    * (<bool_like:'b; num:yes; value:_;ty:'ty> as 'e) expr
    * 'e expr
    -> <bool_like:'b; num:yes; value:no; ty:'ty > expr
  | Add:
      (<num:yes; bool_like:'b; value:_; ty:'ty> as 'e) expr
      * 'e expr
      -> <num:yes; bool_like:'b; value:no; ty:'ty> expr

One can write an interpreter to the syntactic values of this language with

let rec value: type b n v ty.
    < bool_like:b; num:n; value:v; ty:ty> expr
    -> <bool_like:b; num:n; value:yes; ty:ty > expr =
  function
  | Int _ as i -> i
  | Float _ as f -> f
  | If (cond,l,r) ->
     let cond = match value cond with
       | Int x -> x <> 0
       | _ -> .
     in
     if cond then value l else value r
  | Add (x,y) ->
      match value x, value y with
     | Int x, Int y -> Int (x+y)
     | Float f, Float g -> Float (f+.g)
     | _ -> .

Looking at the definition of If, one might be tempted to simplify it to:

  | If:
     <bool_like:yes; .. > expr
    * ...

since what matters is that the type is bool_like. However, this is not equivalent simplification, and the previously correct value cannot be typechecked anymore

   |      let cond = match value cond with
                                 ^^^^
Error: This expression has type < bool_like : yes; .. > expr
      but an expression was expected of type
        < bool_like : 'a; num : 'b; ty : 'c; value : 'd > expr
      Type $a is not compatible with type < num : 'b; ty : 'c; value : 'd >
      Hint: $a is an existential type bound by the constructor If.

The mysterious error message is due to the fact that in the new definition of If

  | If:
     <bool_like:yes; .. > expr

the row type variable is now an existentially quantified type variable. And such existentially quantified row type variable cannot be extended with fields anymore. Thus when we extract the cond term in

  | If (cond,l,r) ->
     let cond = match value cond with
       | Int x -> x <> 0
       | _ -> .
     in
     if cond then value l else value r

we are not allowed to inspect any of the other type tag of the condition, which fails because value require all type tags to be available.

In this case, we can recover the simplification by making sure that we don’t have an existentially quantified row variable with:

type 'a tagged = 'a
  constraint 'a = <bool_like:'b; num:'n; value:'v; ty:'ty>
...
  | If:
     <bool_like:yes; .. > tagged expr

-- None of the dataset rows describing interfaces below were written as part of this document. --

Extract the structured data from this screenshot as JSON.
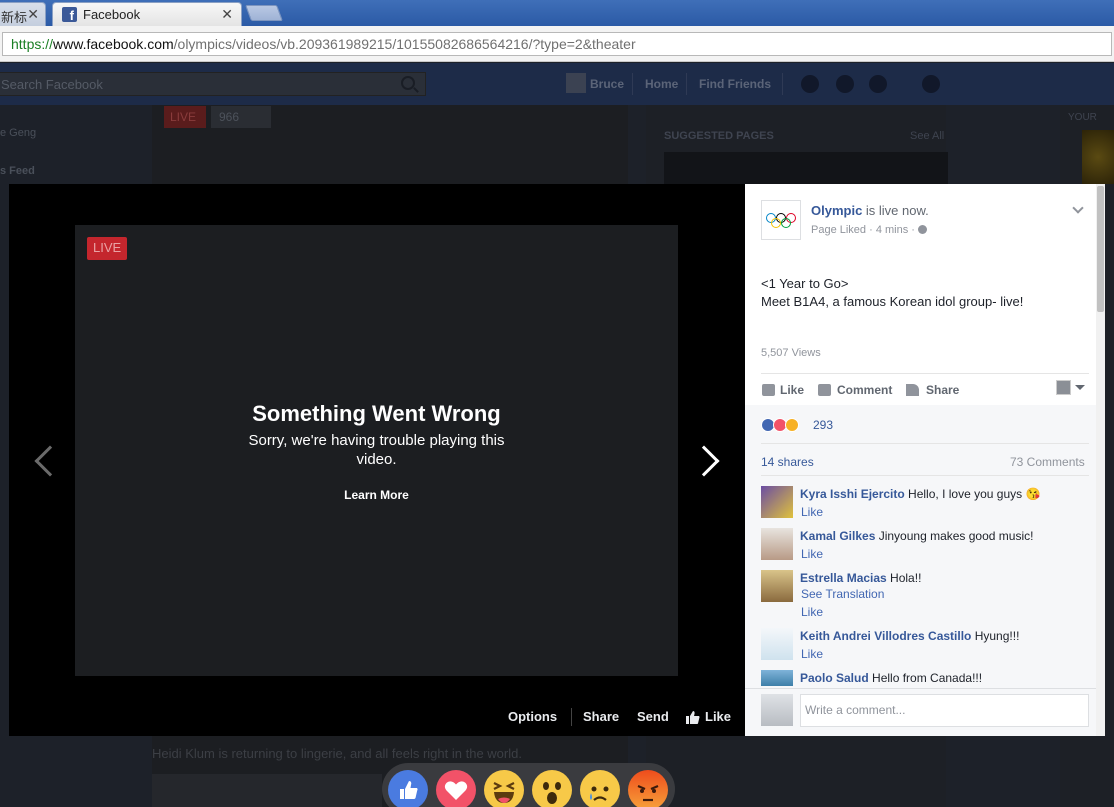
{
  "browser": {
    "tabs": [
      {
        "title": "新标",
        "close": "✕"
      },
      {
        "title": "Facebook",
        "close": "✕"
      }
    ],
    "url": {
      "scheme": "https://",
      "host": "www.facebook.com",
      "path": "/olympics/videos/vb.209361989215/10155082686564216/?type=2&theater"
    }
  },
  "fb_header": {
    "search_placeholder": "Search Facebook",
    "user_name": "Bruce",
    "home": "Home",
    "find_friends": "Find Friends"
  },
  "background_page": {
    "left_items": [
      "e Geng",
      "s Feed"
    ],
    "live_label": "LIVE",
    "view_count": "966",
    "suggested": "SUGGESTED PAGES",
    "see_all": "See All",
    "your": "YOUR",
    "caption": "Heidi Klum is returning to lingerie, and all feels right in the world."
  },
  "player": {
    "live_badge": "LIVE",
    "error_title": "Something Went Wrong",
    "error_sub": "Sorry, we're having trouble playing this video.",
    "learn_more": "Learn More",
    "bar": {
      "options": "Options",
      "share": "Share",
      "send": "Send",
      "like": "Like"
    }
  },
  "post": {
    "page_name": "Olympic",
    "status": " is live now.",
    "meta": "Page Liked · 4 mins ·",
    "text": "<1 Year to Go>\nMeet B1A4, a famous Korean idol group- live!",
    "views": "5,507 Views",
    "actions": {
      "like": "Like",
      "comment": "Comment",
      "share": "Share"
    },
    "reactions_count": "293",
    "shares": "14 shares",
    "comments_count": "73 Comments",
    "comments": [
      {
        "author": "Kyra Isshi Ejercito",
        "text": " Hello, I love you guys 😘",
        "like": "Like"
      },
      {
        "author": "Kamal Gilkes",
        "text": " Jinyoung makes good music!",
        "like": "Like"
      },
      {
        "author": "Estrella Macias",
        "text": " Hola!!",
        "translate": "See Translation",
        "like": "Like"
      },
      {
        "author": "Keith Andrei Villodres Castillo",
        "text": " Hyung!!!",
        "like": "Like"
      },
      {
        "author": "Paolo Salud",
        "text": " Hello from Canada!!!"
      }
    ],
    "comment_placeholder": "Write a comment..."
  },
  "colors": {
    "brand": "#3b5998",
    "link": "#365899",
    "live": "#c4262d"
  }
}
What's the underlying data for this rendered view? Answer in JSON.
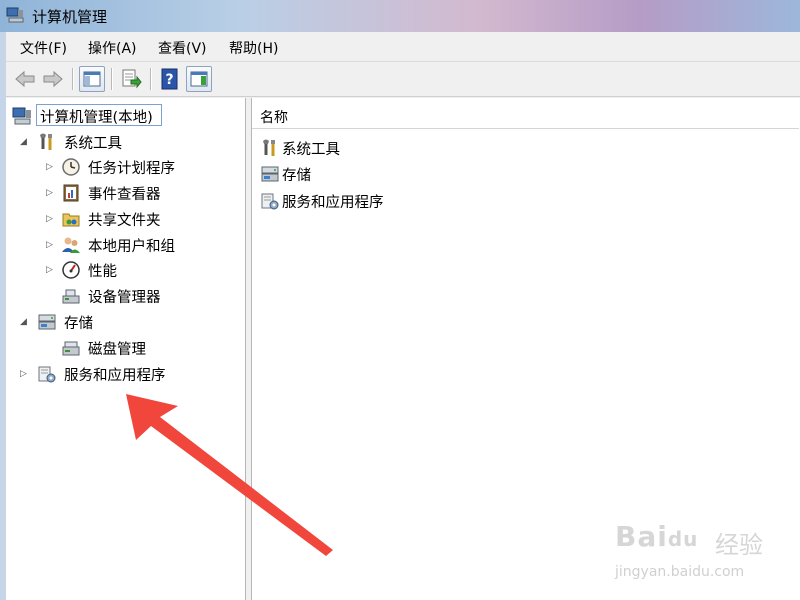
{
  "window": {
    "title": "计算机管理"
  },
  "menu": [
    "文件(F)",
    "操作(A)",
    "查看(V)",
    "帮助(H)"
  ],
  "toolbar": {
    "icons": [
      "back-arrow-icon",
      "forward-arrow-icon",
      "show-hide-console-tree-icon",
      "export-list-icon",
      "help-icon",
      "show-hide-action-pane-icon"
    ]
  },
  "tree": {
    "root": "计算机管理(本地)",
    "system_tools": {
      "label": "系统工具",
      "children": [
        "任务计划程序",
        "事件查看器",
        "共享文件夹",
        "本地用户和组",
        "性能",
        "设备管理器"
      ]
    },
    "storage": {
      "label": "存储",
      "children": [
        "磁盘管理"
      ]
    },
    "services": {
      "label": "服务和应用程序"
    }
  },
  "list": {
    "column_header": "名称",
    "items": [
      "系统工具",
      "存储",
      "服务和应用程序"
    ]
  },
  "annotation": {
    "arrow_color": "#f0463c"
  },
  "watermark": {
    "brand": "Bai",
    "brand2": "du",
    "cn": "经验",
    "url": "jingyan.baidu.com"
  }
}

But this means that we are keeping away from any subtyping through row type variable.

In other words, subtyping through row type parametric polymorphism doesn’t work reliably in presence of GADTs, and my advice is to avoid it at the start rather than eliminate it later on after many fights against existentially quantified row type variables.

3 Likes

I’m not sure the problem is really due to GADT, but to a bad use of subtyping (so the error message).

Consider these two types:

type 'a t = <bool_like:yes; ..> as 'a
type a = Any : 'a t -> a

The last one is equivalent to the closed object type:

type b = <bool_like:yes>

What we got with row type polymorphism ('a t) is that we know we got a subtype 'a of b. And in the code of value we need a subtype of <bool_like:yes; num:'b; ty:'c; value: 'd>. But, from a subtyping point of view, we only know that some b (or a) are of this type, and not all of them. Hence the type-checker, from a subtyping point of view, can’t prove that 'a is of the right type.

Edit: Row type polymorphism can be use with GADT, under the condition that the row type varibale appears in the type parameters of the GADT. Otherwise, when you hide the row type under an existential, you are upcasting your value in a closed object type (so you don’t really need row type polymorphism) and, therefore, you can’t specialize or downcast it anymore.